Recently, in a major win for employers and companies that transact business on the internet, the Ninth Circuit upheld the use of arbitration class-action waivers in so-called clickwrap agreements. These types of agreements are commonplace—consumers installing software or signing up for a service are presented with a company’s terms and conditions on their screen, and are required to click “I agree” to proceed.

Like many other modern agreements, clickwrap agreements often include arbitration clauses, including arbitration clauses containing class-action waivers. Such is the case with certain contracts used by Uber Technologies, Inc. (“Uber”), a popular car service that connects customers with drivers through a cell phone application. Recently, former Uber drivers brought suit against Uber concerning the termination of their employment, and the validity of their agreements with Uber was questioned. In Mohamed v. Uber Technologies, Inc., — F.3d —-, Nos. 15-16178, 15-16181, 15-16250, 2016 WL 4651409 (9th Cir. Sept. 7, 2016), the Ninth Circuit held that the drivers’ contracts with Uber were valid, and that the parties were required to resolve their disputes in arbitration.

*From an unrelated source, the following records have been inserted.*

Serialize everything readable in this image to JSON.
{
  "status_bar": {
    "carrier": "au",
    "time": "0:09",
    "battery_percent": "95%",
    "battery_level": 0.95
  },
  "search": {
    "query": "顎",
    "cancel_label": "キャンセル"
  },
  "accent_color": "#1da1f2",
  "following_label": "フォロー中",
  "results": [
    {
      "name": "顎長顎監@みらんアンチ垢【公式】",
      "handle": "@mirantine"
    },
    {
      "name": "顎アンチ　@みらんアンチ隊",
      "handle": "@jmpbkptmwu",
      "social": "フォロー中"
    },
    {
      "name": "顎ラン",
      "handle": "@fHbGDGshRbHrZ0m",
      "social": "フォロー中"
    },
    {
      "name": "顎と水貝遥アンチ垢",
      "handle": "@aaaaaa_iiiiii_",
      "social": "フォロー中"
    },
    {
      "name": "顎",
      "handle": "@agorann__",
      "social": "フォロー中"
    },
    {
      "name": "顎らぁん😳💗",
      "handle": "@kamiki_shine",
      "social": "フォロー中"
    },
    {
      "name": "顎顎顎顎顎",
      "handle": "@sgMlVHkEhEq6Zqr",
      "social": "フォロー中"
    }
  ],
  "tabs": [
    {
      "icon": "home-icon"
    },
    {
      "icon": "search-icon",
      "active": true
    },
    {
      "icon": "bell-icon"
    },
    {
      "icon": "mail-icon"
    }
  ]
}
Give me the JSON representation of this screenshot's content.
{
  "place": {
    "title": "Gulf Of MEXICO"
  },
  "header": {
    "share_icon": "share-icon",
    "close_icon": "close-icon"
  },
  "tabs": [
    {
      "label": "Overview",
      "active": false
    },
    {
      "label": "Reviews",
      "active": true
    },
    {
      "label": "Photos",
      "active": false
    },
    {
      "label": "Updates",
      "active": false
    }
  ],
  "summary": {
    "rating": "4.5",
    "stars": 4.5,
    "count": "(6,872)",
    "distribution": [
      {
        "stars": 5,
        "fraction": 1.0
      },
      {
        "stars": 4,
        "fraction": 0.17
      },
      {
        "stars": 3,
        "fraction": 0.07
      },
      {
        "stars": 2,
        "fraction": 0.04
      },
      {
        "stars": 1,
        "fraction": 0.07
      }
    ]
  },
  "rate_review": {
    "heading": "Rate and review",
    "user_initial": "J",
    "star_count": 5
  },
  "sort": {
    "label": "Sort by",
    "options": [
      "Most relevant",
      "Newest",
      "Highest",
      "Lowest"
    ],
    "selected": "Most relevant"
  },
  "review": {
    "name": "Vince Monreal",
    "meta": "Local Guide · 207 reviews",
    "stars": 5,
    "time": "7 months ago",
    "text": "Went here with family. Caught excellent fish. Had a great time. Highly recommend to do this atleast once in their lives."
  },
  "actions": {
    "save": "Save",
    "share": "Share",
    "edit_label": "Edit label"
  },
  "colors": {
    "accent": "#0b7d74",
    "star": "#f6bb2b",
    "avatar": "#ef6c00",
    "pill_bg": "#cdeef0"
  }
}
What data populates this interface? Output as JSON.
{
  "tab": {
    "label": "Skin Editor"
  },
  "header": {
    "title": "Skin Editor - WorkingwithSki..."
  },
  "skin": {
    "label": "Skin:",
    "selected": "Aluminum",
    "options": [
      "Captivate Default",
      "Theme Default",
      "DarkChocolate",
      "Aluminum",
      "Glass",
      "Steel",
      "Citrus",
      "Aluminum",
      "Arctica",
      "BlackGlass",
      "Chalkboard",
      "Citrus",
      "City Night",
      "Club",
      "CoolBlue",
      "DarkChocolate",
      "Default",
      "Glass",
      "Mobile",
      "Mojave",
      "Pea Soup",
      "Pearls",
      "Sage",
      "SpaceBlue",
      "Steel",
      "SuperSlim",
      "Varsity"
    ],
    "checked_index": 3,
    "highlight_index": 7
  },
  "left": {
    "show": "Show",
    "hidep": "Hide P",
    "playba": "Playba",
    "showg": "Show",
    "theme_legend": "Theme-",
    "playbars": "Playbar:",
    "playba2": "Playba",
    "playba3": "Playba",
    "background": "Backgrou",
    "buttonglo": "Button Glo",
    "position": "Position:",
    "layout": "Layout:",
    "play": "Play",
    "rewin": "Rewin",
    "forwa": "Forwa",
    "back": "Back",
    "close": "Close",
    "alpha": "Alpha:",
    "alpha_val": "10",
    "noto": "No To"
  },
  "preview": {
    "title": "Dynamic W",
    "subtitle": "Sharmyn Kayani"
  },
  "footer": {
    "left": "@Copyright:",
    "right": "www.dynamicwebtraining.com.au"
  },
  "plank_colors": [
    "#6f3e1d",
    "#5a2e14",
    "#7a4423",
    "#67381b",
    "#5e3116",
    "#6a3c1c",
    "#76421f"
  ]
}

In Mohamed, two former Uber drivers asserted putative class claims under the federal Fair Credit Reporting Act (FCRA) and various state statutes, alleging that Uber improperly used information contained in their consumer credit reports as a basis for their termination. When the drivers began working as Uber drivers, they entered into certain agreements with Uber that required them to submit to arbitration to resolve disputes with Uber, including whether disputes were arbitrable, and to waive their right to bring disputes as a class action. Although Uber’s agreements allowed the drivers to opt out of these provisions, they failed to do so. Nevertheless, the district court denied Uber’s motion to compel arbitration in each case, holding that the arbitration provisions were unconscionable, and therefore unenforceable, because the provisions were hidden in a “prolix form,” employees felt pressure to not opt out of arbitration and Uber failed to notify drivers of the drawbacks of arbitration.

Under governing California law, unconscionability has both a procedural element and a substantive element. The procedural element focuses on the inequality of bargaining power, while the substantive element focuses on overly harsh and one-sided results. Both elements must be present to support a finding of unconscionability. Focusing on the procedural element, the Ninth Circuit held that the arbitration clause was not unconscionable because drivers had the opportunity to opt out of the arbitration clauses. And, in fact, some drivers did opt out of the arbitration clauses. The court found that, even though the opt-out provision was “buried in the agreement,” it did not change the court’s conclusion because “‘one who signs a contract is bound by its provisions and cannot complain of unfamiliarity with the language of the instrument.’” Mohamed, 2016 WL 4651409 at *6 (quoting Circuit City Stores, Inc. v. Ahmed, 283 F.3d 1198, 1200 (9th Cir. 2002)). The court observed that “the option to opt out meant that Uber drivers were not required ‘to accept a class-action waiver as a condition of employment,’” and thus Uber did not coerce its drivers into waiving their rights in violation of the National Labor Relations Act (NLRA). Mohamed, 2016 WL 4651409 at *6 n.6 (quoting Johnmohammadi v. Bloomingdale’s, Inc., 755 F.3d 1072, 1075 (9th Cir. 2014)). Because the agreements were not procedurally unconscionable, the court declined to address whether the agreements were substantively unconscionable.

The Mohamed decision is important for companies and vendors who use clickwrap agreements, but it is important to understand its potential limitations. First, the opt-out provisions in Uber’s agreements were crucial to the Ninth Circuit’s decision. Second, while the Ninth Circuit focused only on procedural unconscionability, the district court also found substantive unconscionability, mainly because the drivers would have been subject to significant arbitration fees under the agreements. The district court ruled in this manner even though Uber later offered to pay the arbitration fees. In light of Mohamed, companies looking to rely on arbitration class-action waivers in their clickwrap agreements should be sure to review their opt-out and arbitration fee-sharing provisions.